Exercise goal —
Reproduce each record below in full, word for word, without images.

Dataset records —
-*-

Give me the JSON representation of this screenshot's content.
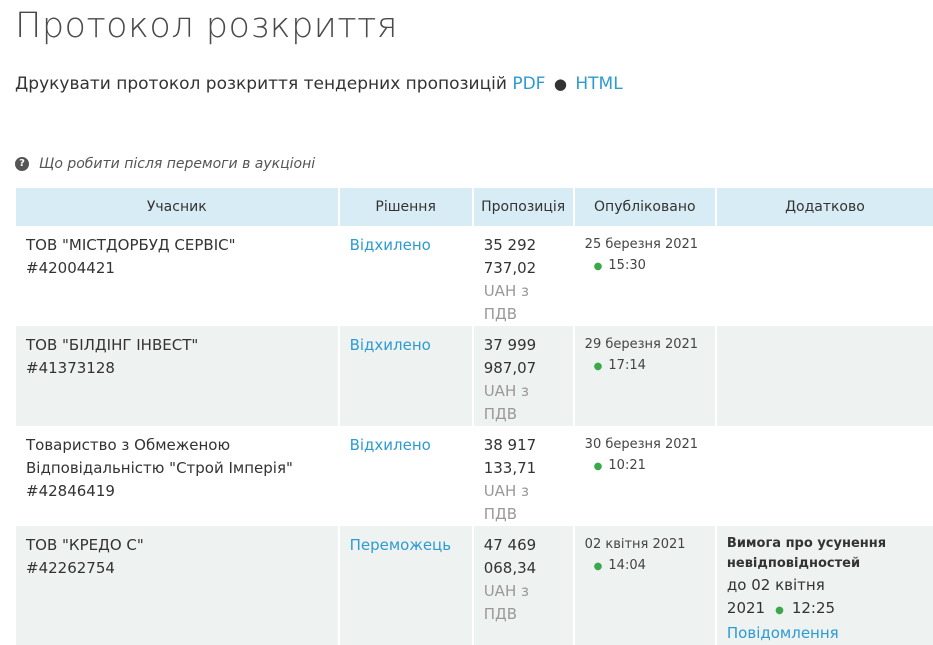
{
  "page": {
    "title": "Протокол розкриття",
    "print_text": "Друкувати протокол розкриття тендерних пропозицій",
    "print_pdf": "PDF",
    "print_separator": "●",
    "print_html": "HTML",
    "help_text": "Що робити після перемоги в аукціоні"
  },
  "table": {
    "headers": {
      "participant": "Учасник",
      "decision": "Рішення",
      "offer": "Пропозиція",
      "published": "Опубліковано",
      "extra": "Додатково"
    },
    "rows": [
      {
        "participant": "ТОВ \"МІСТДОРБУД СЕРВІС\"",
        "code": "#42004421",
        "decision": "Відхилено",
        "amount_1": "35 292",
        "amount_2": "737,02",
        "currency": "UAH з ПДВ",
        "date": "25 березня 2021",
        "time": "15:30"
      },
      {
        "participant": "ТОВ \"БІЛДІНГ ІНВЕСТ\"",
        "code": "#41373128",
        "decision": "Відхилено",
        "amount_1": "37 999",
        "amount_2": "987,07",
        "currency": "UAH з ПДВ",
        "date": "29 березня 2021",
        "time": "17:14"
      },
      {
        "participant_1": "Товариство з Обмеженою",
        "participant_2": "Відповідальністю \"Строй Імперія\"",
        "code": "#42846419",
        "decision": "Відхилено",
        "amount_1": "38 917",
        "amount_2": "133,71",
        "currency": "UAH з ПДВ",
        "date": "30 березня 2021",
        "time": "10:21"
      },
      {
        "participant": "ТОВ \"КРЕДО С\"",
        "code": "#42262754",
        "decision": "Переможець",
        "amount_1": "47 469",
        "amount_2": "068,34",
        "currency": "UAH з ПДВ",
        "date": "02 квітня 2021",
        "time": "14:04",
        "extra_title_1": "Вимога про усунення",
        "extra_title_2": "невідповідностей",
        "extra_deadline": "до 02 квітня 2021",
        "extra_deadline_time": "12:25",
        "extra_link": "Повідомлення"
      }
    ]
  },
  "colors": {
    "link": "#2d9bd2",
    "header_bg": "#d8ecf5",
    "alt_row_bg": "#eef2f1",
    "bullet": "#3aa84b"
  }
}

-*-

Response box —
Give me the JSON representation of this screenshot's content.
{
  "page": {
    "title": "Протокол розкриття",
    "print_text": "Друкувати протокол розкриття тендерних пропозицій",
    "print_pdf": "PDF",
    "print_separator": "●",
    "print_html": "HTML",
    "help_text": "Що робити після перемоги в аукціоні"
  },
  "table": {
    "headers": {
      "participant": "Учасник",
      "decision": "Рішення",
      "offer": "Пропозиція",
      "published": "Опубліковано",
      "extra": "Додатково"
    },
    "rows": [
      {
        "participant": "ТОВ \"МІСТДОРБУД СЕРВІС\"",
        "code": "#42004421",
        "decision": "Відхилено",
        "amount_1": "35 292",
        "amount_2": "737,02",
        "currency": "UAH з ПДВ",
        "date": "25 березня 2021",
        "time": "15:30"
      },
      {
        "participant": "ТОВ \"БІЛДІНГ ІНВЕСТ\"",
        "code": "#41373128",
        "decision": "Відхилено",
        "amount_1": "37 999",
        "amount_2": "987,07",
        "currency": "UAH з ПДВ",
        "date": "29 березня 2021",
        "time": "17:14"
      },
      {
        "participant_1": "Товариство з Обмеженою",
        "participant_2": "Відповідальністю \"Строй Імперія\"",
        "code": "#42846419",
        "decision": "Відхилено",
        "amount_1": "38 917",
        "amount_2": "133,71",
        "currency": "UAH з ПДВ",
        "date": "30 березня 2021",
        "time": "10:21"
      },
      {
        "participant": "ТОВ \"КРЕДО С\"",
        "code": "#42262754",
        "decision": "Переможець",
        "amount_1": "47 469",
        "amount_2": "068,34",
        "currency": "UAH з ПДВ",
        "date": "02 квітня 2021",
        "time": "14:04",
        "extra_title_1": "Вимога про усунення",
        "extra_title_2": "невідповідностей",
        "extra_deadline": "до 02 квітня 2021",
        "extra_deadline_time": "12:25",
        "extra_link": "Повідомлення"
      }
    ]
  },
  "colors": {
    "link": "#2d9bd2",
    "header_bg": "#d8ecf5",
    "alt_row_bg": "#eef2f1",
    "bullet": "#3aa84b"
  }
}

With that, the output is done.